It’s a historic time for automotive in the South

By Michael Randle

We have arrived at Southern Automotive Corridor 3.0. Phase 1 took us to the ’80s, second phase to the early 2000s. Now with electric cars, we are at 3.0, and it is amazing. Huge deals are flying everywhere in the Southern Auto Corridor.

This summer and fall quarter will be remembered 50 years from now as the most transformative period in the history of automotive manufacturing, not just in the South, but in the Midwest, too — the only two regions in the U.S. that are left with automotive assembly.

Even though Nissan, Volkswagen and Mercedes-Benz and their plants in the South have spent billions on electric vehicle technology, it really wasn’t until the second half of 2021 that just about everyone got in on the act. The billions spent earlier by some automakers in the South looks like chump change compared to what has been announced recently.

Massive EV-based projects were announced in the South in the second half of 2021. Ford announced projects the size of which we have never seen before. . .for example, automotive “cities” in Hardin County, Ky., and in Stanton, Tenn.

Ford announced its plans in September to create Blue Oval City at the West Memphis I-40 megasite in Stanton, Tenn. The new “city” includes an investment of nearly $6 billion to make electric vehicles, including a next-generation electric Ford F-Series model. Blue Oval City will also include (not counting suppliers) up to 6,000 new jobs. Over $800 million has been earmarked in incentives for Ford in the deal. Earlier in 2021, Ford announced it had increased its planned EV investment to $30 billion by 2025.

Here are some other EV automotive-related projects announced in the South just in the last six months:

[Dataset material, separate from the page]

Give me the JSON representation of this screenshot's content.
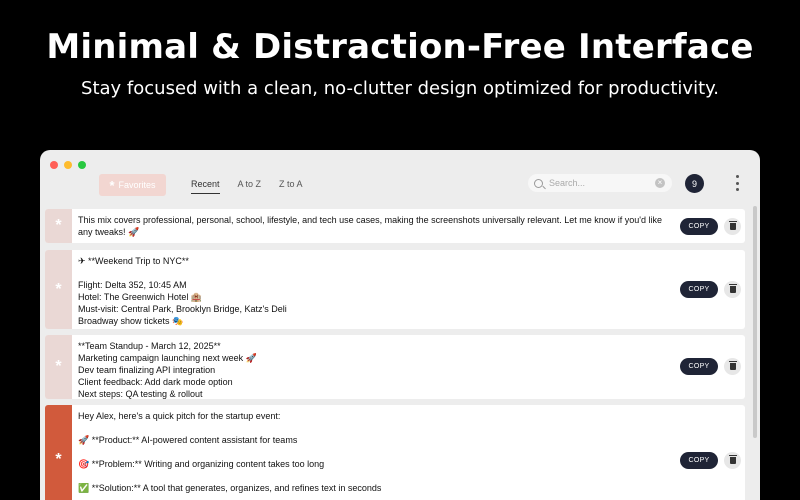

  • Ford Motor and battery supplier SK Innovation have plans to invest over $5 billion and hire over 5,000 in an electric battery plant at the Glendale Megasite in Hardin County, Ky.,  that will power EV vehicles in the future.
  • The Ultium Cells LLC battery plant in Spring Hill, Tenn., is on schedule as of the fall quarter, company officials announced. The 2.8 million-square-foot facility is a joint venture between General Motors and LG Energy Solution.
  • Japan’s Nissan Motor Company will spend about $700 million at its two U.S. manufacturing plants in Mississippi and Tennessee to implement new technologies to make electric vehicles.
  • Mercedes-Benz is opening an EV battery pack assembly facility on a second Alabama campus in Bibb County.
  • Korean automaker Hyundai will begin EV production on the Genesis GV70 EV at its plant in Montgomery, Ala., beginning in 2022.
  • Amazon-backed electric truck maker Rivian is expected to announce a
    $5 billion electric truck and SUV factory in East Georgia.
  • South Korea’s SKC, a maker of plastic films, is set to invest $473 million to locate a semiconductor parts venture at its existing plant in Georgia. SK also is home to SK Innovation, which has invested $2.6 billion to put an electric-vehicle battery plant in Jackson County and plans to ramp up a second plant on the complex as demand grows.
  • Japanese automaker Toyota has chosen the Greensboro-Randolph Megasite for a large electric battery plant to ramp up EV manufacturing in the U.S. The site is a 1,825-acre site rezoned for heavy industry located near the center of the state.
  • Tesla will move its headquarters to Austin, Texas, following through on a threat Elon Musk made last year when tensions between the billionaire and California boiled over. Musk announced his decision in October.

Author: Stacy Randle